Eventually the blindati were given permission to back slowly down into the piazza, where the marchers followed them and where it seemed unlikely anything much was going to happen, except more standing in the sun and – yes, of course – more photographs.
On the way home, spring really did announce itself unequivocally. Two rose-ringed parakeets flustered themselves down into one of the plane trees that line the lungotevere and started their mating ritual which consisted of one jumping uncertainly on to the back of the other, flapping his wings, failing to achieve balance, tumbling off, and choosing instead to start a tender sequence of beak strokes and gentle nibbles, as if feeding his rose-ringed beloved tiny grains of corn.
Spring had arrived in Rome.
19th March 2017
An uphill walk by Susan Jane Sims
Chris and I braved fierce March winds on Friday afternoon to walk the mile up hill to my children’s old secondary school. I noticed several gardens bordered with yellow forsythia and made a mental note to cut a sprig from our bush to bring Spring in to the house. Our reason for going was, that at the instigation of an ex teacher the school is planning to create an award in Mark’s name and we had been invited to discuss what we feel would be appropriate. It is eleven years since Dave and Mark left the school and we are very touched that they want to do this. Our suggestion is for an inclusive annual award for a student who has ‘beaten the odds’ in some way, be that socially, health wise or a specific act of kindness or bravery.
The head teacher had never met Mark but told us that he found his blog inspiring. He took us for a tour around the school and we got to stand and gaze at the fantastic artwork and design projects on the walls and to peep into several classrooms including one with a bunch of excited Year seven students making scones. Whether it was the scent of baking or the cheeky grin of one of the boys who looked across at us, but Mark’s face came to mind.

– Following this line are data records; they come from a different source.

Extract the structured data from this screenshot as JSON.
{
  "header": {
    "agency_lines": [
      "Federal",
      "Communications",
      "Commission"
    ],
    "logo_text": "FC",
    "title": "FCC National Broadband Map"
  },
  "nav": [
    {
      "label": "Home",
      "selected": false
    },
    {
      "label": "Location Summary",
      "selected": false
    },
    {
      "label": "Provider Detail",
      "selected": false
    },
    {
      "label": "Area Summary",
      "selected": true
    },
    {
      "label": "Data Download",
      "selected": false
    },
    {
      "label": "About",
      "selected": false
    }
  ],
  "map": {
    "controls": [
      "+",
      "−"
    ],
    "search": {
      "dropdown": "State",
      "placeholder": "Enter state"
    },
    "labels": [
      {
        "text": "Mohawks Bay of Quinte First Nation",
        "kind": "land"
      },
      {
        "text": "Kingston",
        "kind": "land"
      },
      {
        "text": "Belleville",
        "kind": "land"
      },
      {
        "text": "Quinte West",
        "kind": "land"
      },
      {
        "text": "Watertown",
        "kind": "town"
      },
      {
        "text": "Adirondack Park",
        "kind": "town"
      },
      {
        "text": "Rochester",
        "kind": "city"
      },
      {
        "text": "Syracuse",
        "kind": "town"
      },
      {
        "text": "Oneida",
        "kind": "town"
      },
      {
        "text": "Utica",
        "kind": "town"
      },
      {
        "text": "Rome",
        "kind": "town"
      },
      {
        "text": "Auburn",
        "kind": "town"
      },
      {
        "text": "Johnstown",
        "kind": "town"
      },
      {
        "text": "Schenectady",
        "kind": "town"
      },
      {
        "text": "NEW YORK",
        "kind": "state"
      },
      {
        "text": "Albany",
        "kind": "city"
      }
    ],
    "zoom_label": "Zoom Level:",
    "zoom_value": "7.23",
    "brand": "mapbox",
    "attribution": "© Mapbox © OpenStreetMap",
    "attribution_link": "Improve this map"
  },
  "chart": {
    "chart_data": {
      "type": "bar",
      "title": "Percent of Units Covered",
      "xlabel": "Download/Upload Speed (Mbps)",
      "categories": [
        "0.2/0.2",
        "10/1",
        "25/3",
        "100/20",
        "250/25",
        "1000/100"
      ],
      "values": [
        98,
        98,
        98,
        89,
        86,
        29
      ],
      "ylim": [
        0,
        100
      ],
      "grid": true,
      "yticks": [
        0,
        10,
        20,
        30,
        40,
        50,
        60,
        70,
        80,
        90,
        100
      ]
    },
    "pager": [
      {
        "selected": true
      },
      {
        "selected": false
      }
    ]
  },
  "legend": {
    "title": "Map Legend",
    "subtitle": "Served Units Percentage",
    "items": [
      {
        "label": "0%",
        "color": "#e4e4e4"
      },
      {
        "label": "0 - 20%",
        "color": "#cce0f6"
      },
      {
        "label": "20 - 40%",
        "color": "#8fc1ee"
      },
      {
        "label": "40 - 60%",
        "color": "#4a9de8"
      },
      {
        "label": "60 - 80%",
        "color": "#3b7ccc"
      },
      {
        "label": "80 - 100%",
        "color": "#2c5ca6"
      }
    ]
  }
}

He would have been in his element there amongst his friends creating something good to bring home to surprise us all with.